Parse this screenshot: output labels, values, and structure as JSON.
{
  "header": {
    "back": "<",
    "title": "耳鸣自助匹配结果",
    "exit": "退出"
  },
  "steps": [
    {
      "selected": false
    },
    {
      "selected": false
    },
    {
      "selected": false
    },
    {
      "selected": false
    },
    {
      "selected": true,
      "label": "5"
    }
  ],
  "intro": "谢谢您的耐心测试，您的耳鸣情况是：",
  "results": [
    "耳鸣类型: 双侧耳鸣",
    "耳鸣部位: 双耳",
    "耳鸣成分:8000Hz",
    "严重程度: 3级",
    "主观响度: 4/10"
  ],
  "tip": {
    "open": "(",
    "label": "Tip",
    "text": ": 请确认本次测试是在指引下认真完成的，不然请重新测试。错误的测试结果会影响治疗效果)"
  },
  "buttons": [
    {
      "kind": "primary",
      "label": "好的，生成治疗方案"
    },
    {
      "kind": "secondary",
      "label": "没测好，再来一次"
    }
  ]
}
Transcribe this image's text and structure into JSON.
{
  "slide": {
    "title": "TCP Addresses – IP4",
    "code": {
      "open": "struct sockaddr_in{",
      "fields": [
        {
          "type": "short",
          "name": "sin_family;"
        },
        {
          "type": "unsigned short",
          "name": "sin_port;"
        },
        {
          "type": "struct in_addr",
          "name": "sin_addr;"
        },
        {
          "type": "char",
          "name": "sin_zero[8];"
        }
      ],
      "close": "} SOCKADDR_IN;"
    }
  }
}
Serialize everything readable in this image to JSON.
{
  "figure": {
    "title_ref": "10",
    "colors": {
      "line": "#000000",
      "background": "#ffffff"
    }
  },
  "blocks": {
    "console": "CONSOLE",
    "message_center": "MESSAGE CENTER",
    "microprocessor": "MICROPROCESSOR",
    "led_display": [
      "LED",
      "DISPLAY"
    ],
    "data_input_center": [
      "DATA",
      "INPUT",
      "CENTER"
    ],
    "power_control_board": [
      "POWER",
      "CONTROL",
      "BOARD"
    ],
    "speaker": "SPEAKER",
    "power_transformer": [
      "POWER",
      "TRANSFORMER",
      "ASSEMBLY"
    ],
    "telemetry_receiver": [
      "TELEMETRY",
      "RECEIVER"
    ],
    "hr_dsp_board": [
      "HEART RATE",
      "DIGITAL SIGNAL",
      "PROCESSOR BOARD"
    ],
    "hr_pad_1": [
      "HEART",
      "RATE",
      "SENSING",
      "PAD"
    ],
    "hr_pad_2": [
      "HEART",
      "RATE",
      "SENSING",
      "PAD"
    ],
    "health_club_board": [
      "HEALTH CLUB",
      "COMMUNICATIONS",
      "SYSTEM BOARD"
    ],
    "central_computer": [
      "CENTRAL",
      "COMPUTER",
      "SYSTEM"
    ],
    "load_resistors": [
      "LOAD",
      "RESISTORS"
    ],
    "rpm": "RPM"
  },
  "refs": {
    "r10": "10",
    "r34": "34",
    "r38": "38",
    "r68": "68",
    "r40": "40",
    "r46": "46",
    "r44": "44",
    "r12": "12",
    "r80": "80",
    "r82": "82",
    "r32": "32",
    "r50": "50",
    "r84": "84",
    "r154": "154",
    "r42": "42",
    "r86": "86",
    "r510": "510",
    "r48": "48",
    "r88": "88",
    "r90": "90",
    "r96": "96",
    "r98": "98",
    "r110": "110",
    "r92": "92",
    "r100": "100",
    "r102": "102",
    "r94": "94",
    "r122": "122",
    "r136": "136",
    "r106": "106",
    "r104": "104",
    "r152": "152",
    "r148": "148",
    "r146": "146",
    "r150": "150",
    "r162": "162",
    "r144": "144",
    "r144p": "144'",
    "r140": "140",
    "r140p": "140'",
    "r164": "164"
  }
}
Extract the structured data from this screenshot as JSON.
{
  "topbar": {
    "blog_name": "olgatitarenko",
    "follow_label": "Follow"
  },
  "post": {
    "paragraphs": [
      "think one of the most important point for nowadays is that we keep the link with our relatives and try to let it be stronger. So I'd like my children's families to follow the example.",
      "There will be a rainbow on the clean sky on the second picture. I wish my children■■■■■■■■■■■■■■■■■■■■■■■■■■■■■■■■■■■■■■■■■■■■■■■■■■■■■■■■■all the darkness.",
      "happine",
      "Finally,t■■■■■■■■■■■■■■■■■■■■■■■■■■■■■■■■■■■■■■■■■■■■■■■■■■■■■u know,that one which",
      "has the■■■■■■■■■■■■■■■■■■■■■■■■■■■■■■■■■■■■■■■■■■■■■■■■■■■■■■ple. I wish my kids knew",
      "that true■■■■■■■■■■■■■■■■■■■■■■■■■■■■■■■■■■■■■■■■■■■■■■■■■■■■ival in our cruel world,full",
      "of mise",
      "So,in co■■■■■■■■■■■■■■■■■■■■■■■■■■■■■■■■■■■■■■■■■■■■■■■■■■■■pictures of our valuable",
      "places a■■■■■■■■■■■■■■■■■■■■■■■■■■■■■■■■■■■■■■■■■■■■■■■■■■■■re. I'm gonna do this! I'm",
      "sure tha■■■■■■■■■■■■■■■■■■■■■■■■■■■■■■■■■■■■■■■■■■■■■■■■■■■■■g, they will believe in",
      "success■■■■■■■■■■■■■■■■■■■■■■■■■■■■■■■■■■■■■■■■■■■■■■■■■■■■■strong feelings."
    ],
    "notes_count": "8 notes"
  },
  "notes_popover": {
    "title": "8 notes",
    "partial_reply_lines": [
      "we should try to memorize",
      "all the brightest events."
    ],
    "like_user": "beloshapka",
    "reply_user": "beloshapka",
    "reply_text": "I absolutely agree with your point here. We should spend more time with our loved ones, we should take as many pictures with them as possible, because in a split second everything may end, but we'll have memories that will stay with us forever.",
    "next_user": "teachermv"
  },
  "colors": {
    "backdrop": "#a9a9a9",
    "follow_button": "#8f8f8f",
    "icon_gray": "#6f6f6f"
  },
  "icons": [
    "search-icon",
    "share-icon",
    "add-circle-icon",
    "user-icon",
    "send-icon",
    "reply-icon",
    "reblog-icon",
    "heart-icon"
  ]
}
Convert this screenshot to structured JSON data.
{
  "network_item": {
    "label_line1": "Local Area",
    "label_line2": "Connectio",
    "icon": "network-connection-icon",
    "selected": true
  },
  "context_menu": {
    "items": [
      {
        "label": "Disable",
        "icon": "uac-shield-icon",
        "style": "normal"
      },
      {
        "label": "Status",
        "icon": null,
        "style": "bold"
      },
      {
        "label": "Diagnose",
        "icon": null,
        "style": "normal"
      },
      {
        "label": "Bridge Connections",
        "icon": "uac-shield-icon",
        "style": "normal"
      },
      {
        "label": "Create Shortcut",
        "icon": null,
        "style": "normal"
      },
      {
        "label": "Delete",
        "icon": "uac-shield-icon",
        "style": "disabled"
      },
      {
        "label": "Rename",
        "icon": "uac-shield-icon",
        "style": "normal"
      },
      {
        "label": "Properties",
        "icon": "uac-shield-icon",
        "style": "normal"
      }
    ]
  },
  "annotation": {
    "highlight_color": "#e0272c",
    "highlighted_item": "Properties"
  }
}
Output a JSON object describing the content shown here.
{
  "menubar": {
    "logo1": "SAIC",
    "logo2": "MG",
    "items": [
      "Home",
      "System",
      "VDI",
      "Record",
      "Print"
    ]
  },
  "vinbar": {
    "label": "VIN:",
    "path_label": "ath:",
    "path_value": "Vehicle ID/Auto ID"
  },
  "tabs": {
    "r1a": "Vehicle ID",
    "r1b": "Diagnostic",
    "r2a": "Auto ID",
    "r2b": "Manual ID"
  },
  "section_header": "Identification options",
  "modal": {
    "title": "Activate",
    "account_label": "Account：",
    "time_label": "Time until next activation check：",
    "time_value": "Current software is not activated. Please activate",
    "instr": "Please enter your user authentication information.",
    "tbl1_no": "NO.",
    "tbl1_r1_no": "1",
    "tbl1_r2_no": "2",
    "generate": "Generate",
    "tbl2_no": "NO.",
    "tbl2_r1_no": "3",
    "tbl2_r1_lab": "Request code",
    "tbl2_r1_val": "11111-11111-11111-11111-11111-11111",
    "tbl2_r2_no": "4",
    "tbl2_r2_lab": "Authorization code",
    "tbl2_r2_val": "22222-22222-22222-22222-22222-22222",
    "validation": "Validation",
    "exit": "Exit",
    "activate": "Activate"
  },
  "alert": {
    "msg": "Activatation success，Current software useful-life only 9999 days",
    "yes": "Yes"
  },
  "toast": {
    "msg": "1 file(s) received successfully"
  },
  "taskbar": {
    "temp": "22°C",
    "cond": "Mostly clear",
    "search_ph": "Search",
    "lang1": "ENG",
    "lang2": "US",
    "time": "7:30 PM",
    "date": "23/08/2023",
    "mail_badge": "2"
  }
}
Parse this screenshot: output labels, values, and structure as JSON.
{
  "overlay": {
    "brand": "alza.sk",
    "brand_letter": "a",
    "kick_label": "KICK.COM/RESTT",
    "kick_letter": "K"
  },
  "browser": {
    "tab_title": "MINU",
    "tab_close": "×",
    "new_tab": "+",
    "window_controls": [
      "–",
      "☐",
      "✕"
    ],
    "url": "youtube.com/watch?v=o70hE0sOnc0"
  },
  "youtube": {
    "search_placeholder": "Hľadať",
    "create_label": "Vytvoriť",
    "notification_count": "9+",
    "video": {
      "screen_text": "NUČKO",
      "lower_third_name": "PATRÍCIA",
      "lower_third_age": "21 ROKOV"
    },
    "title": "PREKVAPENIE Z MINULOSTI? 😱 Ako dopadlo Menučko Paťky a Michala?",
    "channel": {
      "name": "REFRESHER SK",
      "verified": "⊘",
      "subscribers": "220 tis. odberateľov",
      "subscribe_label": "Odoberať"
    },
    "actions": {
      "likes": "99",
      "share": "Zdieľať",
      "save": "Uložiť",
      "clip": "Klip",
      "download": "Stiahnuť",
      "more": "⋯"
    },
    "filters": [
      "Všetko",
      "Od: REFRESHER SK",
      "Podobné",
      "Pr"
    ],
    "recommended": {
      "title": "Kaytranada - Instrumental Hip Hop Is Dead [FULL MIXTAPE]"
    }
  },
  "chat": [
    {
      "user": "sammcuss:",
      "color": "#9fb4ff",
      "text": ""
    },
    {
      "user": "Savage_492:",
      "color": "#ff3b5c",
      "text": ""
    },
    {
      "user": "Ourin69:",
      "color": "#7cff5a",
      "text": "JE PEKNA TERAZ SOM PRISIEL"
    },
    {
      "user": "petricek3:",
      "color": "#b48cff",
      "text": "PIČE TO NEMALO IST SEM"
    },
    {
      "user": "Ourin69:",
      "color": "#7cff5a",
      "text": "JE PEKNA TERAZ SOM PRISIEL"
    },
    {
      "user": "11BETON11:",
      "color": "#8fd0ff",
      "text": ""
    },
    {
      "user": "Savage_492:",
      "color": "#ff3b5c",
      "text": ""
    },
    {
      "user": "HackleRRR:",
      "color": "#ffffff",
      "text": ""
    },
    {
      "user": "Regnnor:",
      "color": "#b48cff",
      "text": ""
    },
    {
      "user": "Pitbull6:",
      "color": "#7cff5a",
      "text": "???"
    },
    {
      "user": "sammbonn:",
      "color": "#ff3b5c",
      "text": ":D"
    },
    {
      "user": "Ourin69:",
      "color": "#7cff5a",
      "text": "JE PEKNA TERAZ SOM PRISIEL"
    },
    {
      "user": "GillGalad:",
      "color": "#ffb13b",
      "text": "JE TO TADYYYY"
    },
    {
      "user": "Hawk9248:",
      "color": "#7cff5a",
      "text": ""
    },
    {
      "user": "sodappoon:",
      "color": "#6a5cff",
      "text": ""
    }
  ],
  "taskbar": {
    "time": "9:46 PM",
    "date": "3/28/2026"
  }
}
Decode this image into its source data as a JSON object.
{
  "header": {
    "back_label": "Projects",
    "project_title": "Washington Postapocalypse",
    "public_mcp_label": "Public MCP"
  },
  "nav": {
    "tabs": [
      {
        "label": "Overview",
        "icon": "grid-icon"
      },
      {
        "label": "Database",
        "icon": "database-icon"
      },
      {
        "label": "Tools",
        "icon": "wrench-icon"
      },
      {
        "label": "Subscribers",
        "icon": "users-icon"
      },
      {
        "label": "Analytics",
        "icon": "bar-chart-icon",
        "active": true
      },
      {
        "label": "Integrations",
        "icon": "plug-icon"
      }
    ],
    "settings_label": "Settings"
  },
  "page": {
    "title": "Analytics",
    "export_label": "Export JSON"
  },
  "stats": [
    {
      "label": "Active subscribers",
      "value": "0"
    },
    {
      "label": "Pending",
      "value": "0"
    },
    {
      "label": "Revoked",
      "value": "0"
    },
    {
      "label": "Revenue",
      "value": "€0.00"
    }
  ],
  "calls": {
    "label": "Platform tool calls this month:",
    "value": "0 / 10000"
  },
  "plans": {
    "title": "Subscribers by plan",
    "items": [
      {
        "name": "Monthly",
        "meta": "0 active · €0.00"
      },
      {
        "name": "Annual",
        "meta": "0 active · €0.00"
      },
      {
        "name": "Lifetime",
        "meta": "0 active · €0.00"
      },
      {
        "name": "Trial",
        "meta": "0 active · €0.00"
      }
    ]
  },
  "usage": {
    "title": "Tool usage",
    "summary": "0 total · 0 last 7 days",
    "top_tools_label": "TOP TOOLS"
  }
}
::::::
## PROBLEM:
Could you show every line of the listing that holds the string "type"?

## ANSWER BOX:
          "type": "short",
          "type": "unsigned short",
          "type": "struct in_addr",
          "type": "char",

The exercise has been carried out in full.